There are two main types of windproof material; membrane and flash heated.
The idea behind these is that you take a normal garment, like a fleece to a soft shell jacket, and you insert a layer of windproof material into the construction. What you end up with is a fabric that looks very much like the original but is now completely windproof. This is great for incorporating windproofness into standard garments and can be found in many ranges from almost all manufacturers.
A windproof membrane is nearly always made from a type of plastic. Now don’t panic, we’re not talking plastic bags here, we’re talking about the most advance breathable polymers available - products such as PTFE (the same as they use in Goretex), which are riddled with tiny little holes that allow the moisture vapour molecules that you produce, to percolate through and escape into the environment. These holes are so fine that, although moisture can get through them, they do not allow a breeze to pass through them in return, hence Wind Proof.

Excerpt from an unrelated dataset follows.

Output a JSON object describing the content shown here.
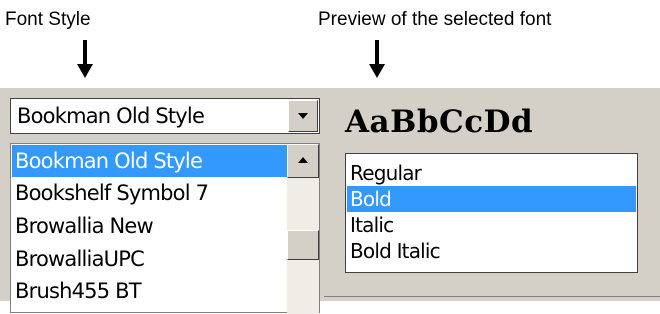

The most well known of these membrane technologies is Gore’s Windstopper fabrics (pictured left) which, like Goretex, is used by many brands in their softshells, gloves and fleeces. Polartec, the fleece fabric company, also produce a fabric called Powersheild, which is a windproof soft shell with a built in membrane. They also do Windbloc which is the same but in a fleece version.
NB: Be careful when you are looking at windproof garments, that the item not too cheap, as these can often be made with membranes that do not have a good breathability rating and will be a bit like wearing a bin liner!
Flash Heated Fabrics
These fabrics are completely different to membranes and are used quite differently too. Instead of being buried inside a garment, these windproof fabrics form the outer shell of an item of clothing. Made from very closely weaved synthetic fibres, which repel the wind, these fabrics are also treated to a burst of heat in the inside which fuses the fibre ends together, thus creating a barrier to the chilling breezes. The spaces between the fused fibres are still large enough to allow water vapour through however, thus making these fabrics breathable as well.
The classic (and probably original) flash heated fabric is Pertex, who started life making parachute fabrics, but are still a market leader in this type of fabric technology. Other companies also make their own versions like Haglofs PERFORMAC™ fabric which has many of the same qualities as Pertex.
Ok, so what are the downsides?
Both have their advantages and disadvantages, which one you choose depends on what you are looking for.
As mentioned previously, these are used in combination with other fabrics, and therefore tend to be very comfortable. The combination fabrics act as a wicking liner than enables moisture to be transported away from your body quicker.
This can also be an issue however, when you just want a windproof layer with no insulation. To date, no one really makes a windstopper that is just the membrane. All membrane products are therefore slightly heavy and, in the summer, can be too hot to wear for a prolonged period of time.
These are super lightweight, as it is just the windproof on its own. That means that you can get a Pertex top like the Montane Featherlite Smock (left) which is smaller than an apple and weighs less than one too!
The downside is that, as there is often no liner, they can feel clammy. Although they are breathing as quick (if not quicker) than the equivalent windstopper, you can often feel the moisture against your skin before it is transferred to the other side.
Ok, so I’m still not sure which one to go for, which one is best?
As always, there is no best. If you are looking for a jacket or pair of trousers etc that keeps the wind out, no matter what, then you would do well to go for a membrane based wind proof garment, such as a Gore Windstopper or a Polartec Powershield.
If you are going to be working hard or in warmer weather when you don’t want your jacket to warm you up as well, then a flash heated garment like Pertex or Haglofs PERFORMAC™ would be more suited to you.
· Umm, yeah, thanks ..... I think I’ll buy both to be on the safe side!